Of course, nobody had more talent at attracting abuse than former BYU coach Frank Arnold. Arnold would call time out and glare into the crowd, attempting to point out to security officials which fan was throwing things at him. The moment he'd turn back, the abuse rose to the next level. Fans would hold pennies with tweezers, heating them up until they were red hot and then flip them at the BYU bench. Players were also pelted with rotten fruit, game programs and other materials.

Arnold became so disgusted with the behavior of Wyoming's fans, he termed the crowd "despicable." For years after Arnold left BYU, the Wyoming crowd would gleefully chant "We're despicable!" whenever BYU came to town.

When Ladell Andersen took over at BYU, he diffused the situation considerably by ignoring the crowds. It worked relatively well when fans learned they couldn't get Andersen to turn around. As the years passed, the malicious catcalls were kept to a minimum.

Wyoming certainly isn't the only guilty party when it comes to unruly fans. One year when Wyoming was beating BYU at the Marriott Center, the abuse came in the form of a small metal ingot that was tossed from the crowd at the Wyoming bench. The ingot fell short of the bench, though, and cut the face of a writer on press row, requiring several stitches to close.

Clearly, the WAC isn't the only league with fans getting out of bounds. Georgetown's Allen Iverson - convicted of three felonies (pending an appeal) for participating in a brawl that injured a number of people in a game - was taunted with calls of "jailbird" at a game in Pittsburgh. And when the Hoyas met Villanova in Philadelphia, fans held signs comparing him to O.J. Simpson.

At Utah State this season, fans threw toilet paper, peanuts and a milkshake onto the court after the Aggies scored their first points. A Boise State player slipped on the milkshake and required orthroscopic surgery to repair cartilage damage.

It is obvious that in many venues, fans have taken their taunting the extreme. They have no intention of cheering for their team, only to harass the opposition. Short of playing the games in a gym with glass barriers surrounding the court, though, it is hard to imagine completely stopping such abuses.

As a result of Benson's letter, schools around the WAC are adding uniformed security guards near the visiting benches. Fresno State already had such a measure in place, and the Bulldogs say they haven't had any problems.

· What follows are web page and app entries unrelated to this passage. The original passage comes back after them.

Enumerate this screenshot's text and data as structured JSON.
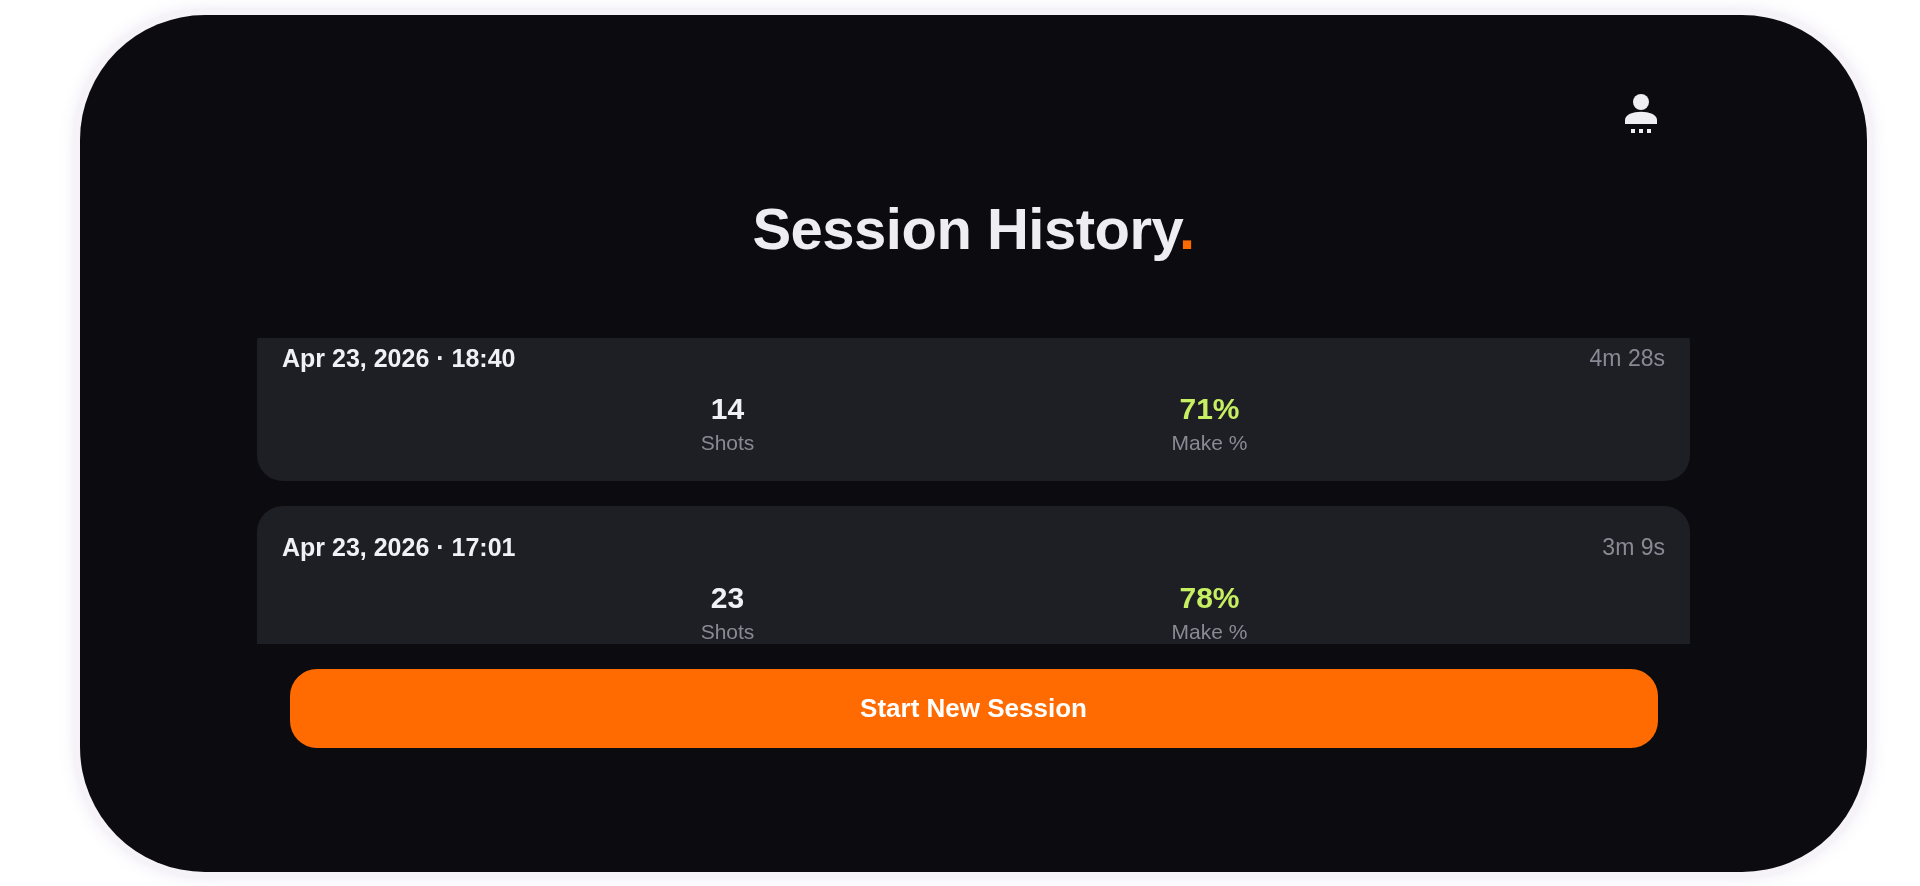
{
  "title": {
    "text": "Session History",
    "accent": "."
  },
  "sessions": [
    {
      "datetime": "Apr 23, 2026 · 18:40",
      "duration": "4m 28s",
      "stats": [
        {
          "kind": "count",
          "value": "14",
          "label": "Shots"
        },
        {
          "kind": "rate",
          "value": "71%",
          "label": "Make %"
        }
      ]
    },
    {
      "datetime": "Apr 23, 2026 · 17:01",
      "duration": "3m 9s",
      "stats": [
        {
          "kind": "count",
          "value": "23",
          "label": "Shots"
        },
        {
          "kind": "rate",
          "value": "78%",
          "label": "Make %"
        }
      ]
    }
  ],
  "primary_button": {
    "label": "Start New Session"
  }
}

But no matter how much security is involved, it's not easy to patrol what's yelled from the stands. In such cases, the best answer isn't for the coach to call security, turn and fight, or even phone the commissioner. As Andersen proved a long time ago, you can't be insulted by what you don't hear.